The Sun’s closest planet is at its best this year in the dawn sky in late November, and in the evening sky in early February. It puts in lesser morning appearances from mid-March through mid-April and in late July, and evening appearances from mid-May to mid-June and September through the middle of October.


The brilliant planet starts 2020 as the Evening Star, shining during and after evening twilight until late May. It then disappears from view as it passes between Earth and the Sun. It returns to view as the Morning Star in early to mid June and remains in the evening sky through the end of the year.


Orange Mars begins the year in the morning sky, low in the dawn twilight. It slowly brightens and moves farther from the Sun until it reaches opposition in October, when it shines brightest and is in view all night. For a few weeks, it will outshine Jupiter.


The largest planet in the solar system, and usually the brightest object in the night sky after the Moon and Venus, shines at its best in July, when it is brightest and is in the sky all night.


The ringed planet shines brightest this year in July, as it moves through Sagittarius.

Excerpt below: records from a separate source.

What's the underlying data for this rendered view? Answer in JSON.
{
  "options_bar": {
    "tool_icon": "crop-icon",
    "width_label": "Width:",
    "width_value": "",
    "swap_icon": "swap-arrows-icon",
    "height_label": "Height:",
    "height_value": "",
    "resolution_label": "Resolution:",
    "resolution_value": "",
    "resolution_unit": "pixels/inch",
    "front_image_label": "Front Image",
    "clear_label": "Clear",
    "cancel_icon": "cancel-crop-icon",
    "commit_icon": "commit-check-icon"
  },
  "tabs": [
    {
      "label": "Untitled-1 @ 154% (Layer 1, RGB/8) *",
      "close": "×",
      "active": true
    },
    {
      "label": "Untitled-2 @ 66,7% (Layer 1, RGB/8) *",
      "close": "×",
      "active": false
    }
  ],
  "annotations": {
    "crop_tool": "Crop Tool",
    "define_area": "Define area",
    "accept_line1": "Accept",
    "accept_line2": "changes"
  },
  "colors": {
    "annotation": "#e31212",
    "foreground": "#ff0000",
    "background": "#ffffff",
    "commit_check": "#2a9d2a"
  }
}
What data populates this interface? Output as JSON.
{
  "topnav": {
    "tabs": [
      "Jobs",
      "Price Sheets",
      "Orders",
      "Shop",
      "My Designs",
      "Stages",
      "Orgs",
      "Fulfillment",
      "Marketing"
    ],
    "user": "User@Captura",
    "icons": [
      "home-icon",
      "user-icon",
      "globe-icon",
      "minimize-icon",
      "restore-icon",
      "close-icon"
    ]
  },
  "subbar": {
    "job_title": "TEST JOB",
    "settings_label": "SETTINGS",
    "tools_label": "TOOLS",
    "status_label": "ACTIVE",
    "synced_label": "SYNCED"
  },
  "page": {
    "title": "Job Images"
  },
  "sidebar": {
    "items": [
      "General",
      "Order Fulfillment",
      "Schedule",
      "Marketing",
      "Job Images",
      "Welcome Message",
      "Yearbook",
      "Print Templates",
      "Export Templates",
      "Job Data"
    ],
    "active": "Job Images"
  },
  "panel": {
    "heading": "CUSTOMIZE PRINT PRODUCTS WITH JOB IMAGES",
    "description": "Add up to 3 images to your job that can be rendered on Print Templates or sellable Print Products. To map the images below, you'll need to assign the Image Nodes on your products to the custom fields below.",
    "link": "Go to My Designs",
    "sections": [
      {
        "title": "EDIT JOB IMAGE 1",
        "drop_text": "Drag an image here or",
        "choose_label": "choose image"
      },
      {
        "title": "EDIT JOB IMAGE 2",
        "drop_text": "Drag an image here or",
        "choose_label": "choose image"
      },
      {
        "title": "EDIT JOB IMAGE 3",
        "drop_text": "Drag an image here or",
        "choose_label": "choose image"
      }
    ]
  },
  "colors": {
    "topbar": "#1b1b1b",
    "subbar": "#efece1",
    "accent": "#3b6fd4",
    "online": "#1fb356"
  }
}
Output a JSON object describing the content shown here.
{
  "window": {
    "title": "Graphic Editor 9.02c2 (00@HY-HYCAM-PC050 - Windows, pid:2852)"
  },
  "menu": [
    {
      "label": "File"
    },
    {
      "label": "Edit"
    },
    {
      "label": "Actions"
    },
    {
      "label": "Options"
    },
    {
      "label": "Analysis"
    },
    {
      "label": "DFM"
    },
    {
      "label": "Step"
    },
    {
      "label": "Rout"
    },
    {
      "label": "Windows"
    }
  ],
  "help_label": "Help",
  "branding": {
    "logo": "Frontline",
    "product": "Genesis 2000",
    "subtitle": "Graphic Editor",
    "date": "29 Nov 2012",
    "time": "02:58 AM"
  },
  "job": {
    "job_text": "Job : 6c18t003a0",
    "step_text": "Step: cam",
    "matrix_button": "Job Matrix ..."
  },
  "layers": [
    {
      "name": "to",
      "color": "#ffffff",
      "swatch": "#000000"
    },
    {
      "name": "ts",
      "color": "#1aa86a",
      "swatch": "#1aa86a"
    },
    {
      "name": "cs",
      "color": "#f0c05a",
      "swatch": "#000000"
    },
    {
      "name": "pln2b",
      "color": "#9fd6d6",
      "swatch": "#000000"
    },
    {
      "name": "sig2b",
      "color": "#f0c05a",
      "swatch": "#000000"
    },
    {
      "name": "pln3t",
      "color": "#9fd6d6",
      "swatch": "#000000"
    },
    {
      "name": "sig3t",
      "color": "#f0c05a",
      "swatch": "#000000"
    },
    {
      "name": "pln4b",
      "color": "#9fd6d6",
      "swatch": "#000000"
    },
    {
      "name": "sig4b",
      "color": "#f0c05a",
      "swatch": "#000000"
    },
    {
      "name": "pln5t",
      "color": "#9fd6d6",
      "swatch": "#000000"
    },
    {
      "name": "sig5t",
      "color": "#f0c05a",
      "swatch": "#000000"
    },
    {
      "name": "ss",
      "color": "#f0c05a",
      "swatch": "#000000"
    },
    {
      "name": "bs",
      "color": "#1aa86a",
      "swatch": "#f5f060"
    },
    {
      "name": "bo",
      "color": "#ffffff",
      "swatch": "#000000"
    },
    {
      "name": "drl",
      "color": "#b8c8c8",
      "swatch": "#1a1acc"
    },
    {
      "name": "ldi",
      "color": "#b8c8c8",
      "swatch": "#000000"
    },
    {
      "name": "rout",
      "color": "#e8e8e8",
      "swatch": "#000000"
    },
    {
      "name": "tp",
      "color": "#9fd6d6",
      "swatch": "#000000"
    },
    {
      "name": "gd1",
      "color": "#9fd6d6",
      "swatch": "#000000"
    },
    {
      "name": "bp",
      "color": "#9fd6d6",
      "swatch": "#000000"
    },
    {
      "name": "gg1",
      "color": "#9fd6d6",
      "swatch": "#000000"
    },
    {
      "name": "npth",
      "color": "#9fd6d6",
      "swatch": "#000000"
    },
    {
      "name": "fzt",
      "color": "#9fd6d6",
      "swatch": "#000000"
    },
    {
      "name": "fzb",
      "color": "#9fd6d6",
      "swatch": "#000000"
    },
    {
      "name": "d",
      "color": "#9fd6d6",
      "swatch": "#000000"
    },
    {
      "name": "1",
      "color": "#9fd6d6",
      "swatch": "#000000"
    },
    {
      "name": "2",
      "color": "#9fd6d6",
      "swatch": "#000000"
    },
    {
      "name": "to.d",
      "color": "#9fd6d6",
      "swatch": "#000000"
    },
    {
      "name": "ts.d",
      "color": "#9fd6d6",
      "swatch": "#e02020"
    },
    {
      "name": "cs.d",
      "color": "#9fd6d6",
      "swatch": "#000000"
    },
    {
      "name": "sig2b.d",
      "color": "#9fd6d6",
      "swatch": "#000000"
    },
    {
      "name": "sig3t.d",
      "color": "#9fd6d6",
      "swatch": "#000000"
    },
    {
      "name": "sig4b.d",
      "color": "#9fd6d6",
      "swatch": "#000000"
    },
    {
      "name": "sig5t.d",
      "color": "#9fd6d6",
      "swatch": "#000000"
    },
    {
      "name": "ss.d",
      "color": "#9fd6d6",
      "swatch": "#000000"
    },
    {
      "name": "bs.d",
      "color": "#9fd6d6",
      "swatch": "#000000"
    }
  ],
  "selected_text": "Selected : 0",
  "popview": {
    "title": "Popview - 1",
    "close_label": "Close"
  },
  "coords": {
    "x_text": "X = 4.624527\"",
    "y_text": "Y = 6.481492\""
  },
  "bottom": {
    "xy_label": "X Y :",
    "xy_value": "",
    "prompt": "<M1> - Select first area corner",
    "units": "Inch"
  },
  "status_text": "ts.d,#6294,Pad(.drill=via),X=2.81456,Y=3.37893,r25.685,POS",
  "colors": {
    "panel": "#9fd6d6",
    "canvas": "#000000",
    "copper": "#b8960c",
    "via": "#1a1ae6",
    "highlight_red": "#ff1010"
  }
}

The seventh planet is at its brightest in late October and early November, when it barely reaches naked-eye visibility. Most skywatchers will need optical aid to spot it, though.